Plowing Under The Great Kansas Corpone Revolution
North Jefferson County, Kansas -- The Sept. 6, 2014 Kansas State Fair debates in Hutchinson, with a maximum arena crowd of 2500, had satellite trucks linked to MSNBC, CNN and reporters from as far away as New York. Certainly proof something was happening in Kansas, but for too many in the state that “something” remains unknown.
The “something” is easily found, though, by shaking any distracted screen grazer, instructing them to google “Traditional Republicans for Common Sense” and informing the techno-dummies that the holiest of holy, the Republican Party of Kansas, is split.
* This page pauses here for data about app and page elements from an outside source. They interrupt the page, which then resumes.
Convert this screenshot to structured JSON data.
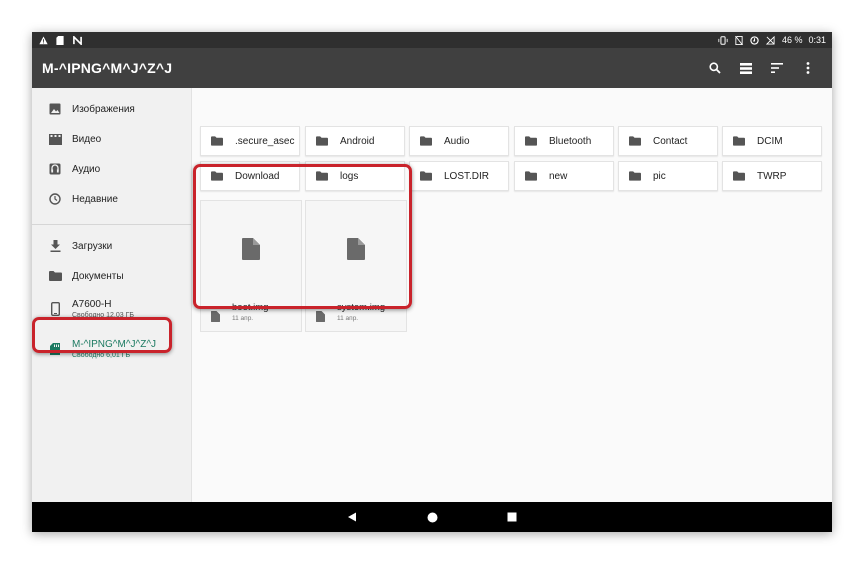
{
  "status_bar": {
    "battery_percent": "46 %",
    "time": "0:31"
  },
  "toolbar": {
    "title": "M-^IPNG^M^J^Z^J"
  },
  "sidebar": {
    "items": [
      {
        "label": "Изображения",
        "icon": "image-icon"
      },
      {
        "label": "Видео",
        "icon": "video-icon"
      },
      {
        "label": "Аудио",
        "icon": "audio-icon"
      },
      {
        "label": "Недавние",
        "icon": "clock-icon"
      },
      {
        "label": "Загрузки",
        "icon": "download-icon"
      },
      {
        "label": "Документы",
        "icon": "folder-icon"
      },
      {
        "label": "A7600-H",
        "sub": "Свободно 12,03 ГБ",
        "icon": "phone-icon"
      },
      {
        "label": "M-^IPNG^M^J^Z^J",
        "sub": "Свободно 6,01 ГБ",
        "icon": "sd-card-icon"
      }
    ]
  },
  "folders": [
    ".secure_asec",
    "Android",
    "Audio",
    "Bluetooth",
    "Contact",
    "DCIM",
    "Download",
    "logs",
    "LOST.DIR",
    "new",
    "pic",
    "TWRP"
  ],
  "files": [
    {
      "name": "boot.img",
      "date": "11 апр."
    },
    {
      "name": "system.img",
      "date": "11 апр."
    }
  ],
  "colors": {
    "toolbar": "#404040",
    "statusbar": "#2f2f2f",
    "accent": "#1b7a61",
    "highlight": "#c9232b"
  }
}
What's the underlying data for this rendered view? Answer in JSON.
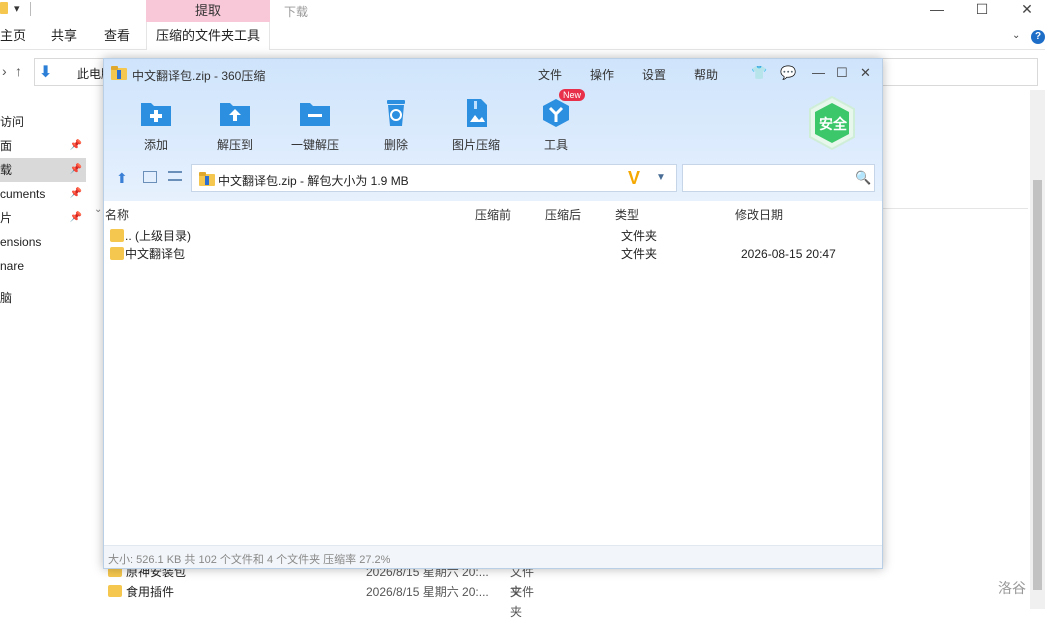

Over 100 trusted, life-long members of the “Traditional Republicans” have stood up in name and print against Brownback’s Great Cornpone Revolution.
The True Believers’ Coup
The True Believers in the New Republican Party of Kansas are a mixed-blood group, part Tea Party, part “conservative” libertarian, with a sprinkling of government conspiracy freaks and “pro-life” religious zealots, many secretly funded by the infamous “non-profit” Wichita plutocrats like the Koch brothers.
Invoking fear of “Big Government,” the New Republicans of Kansas, reliably stark raving mad about funding bigger war industries, have kept the Great Bush/Cheney Recession going here by letting every millionaire and billionaire run loose, mostly tax-free.
The New Republican Party was long in coming; I date it to before the abortion wars of former state Attorney General Phill Kline, but the 2010 elections parovided the decisive battle. That was when the True Believers took over and started targeting their own party members for political oblivion.
Horrified political observers across the state watched what has been called a Kansas “Night of the Long Knives.” Led by Gov. Sam Brownback, who received over $250,000 in open direct contributions from the Wichita-based Koch plutocrats, a nightmarish coalition of John Birch Society-styled “libertarians”, “pro-life” theocratic fascists and “free market” neo-conservatives reached a critical super-mass in the Topeka state legislature.
In the months before the 2012 election, Republican legislators who had made public minor disagreements with Brownback and his True Believers over birth control, budget cutbacks, tax cuts, renewable energy and redistricting were systematically targeted by a well financed secretive network of operatives.
Long established, lifetime members of the Kansas Republican Party who were considered “moderate” on issues like outlawing abortion, education and social welfare programs had their district constituents’ mailboxes flooded with anonymous large printed color “postcards.”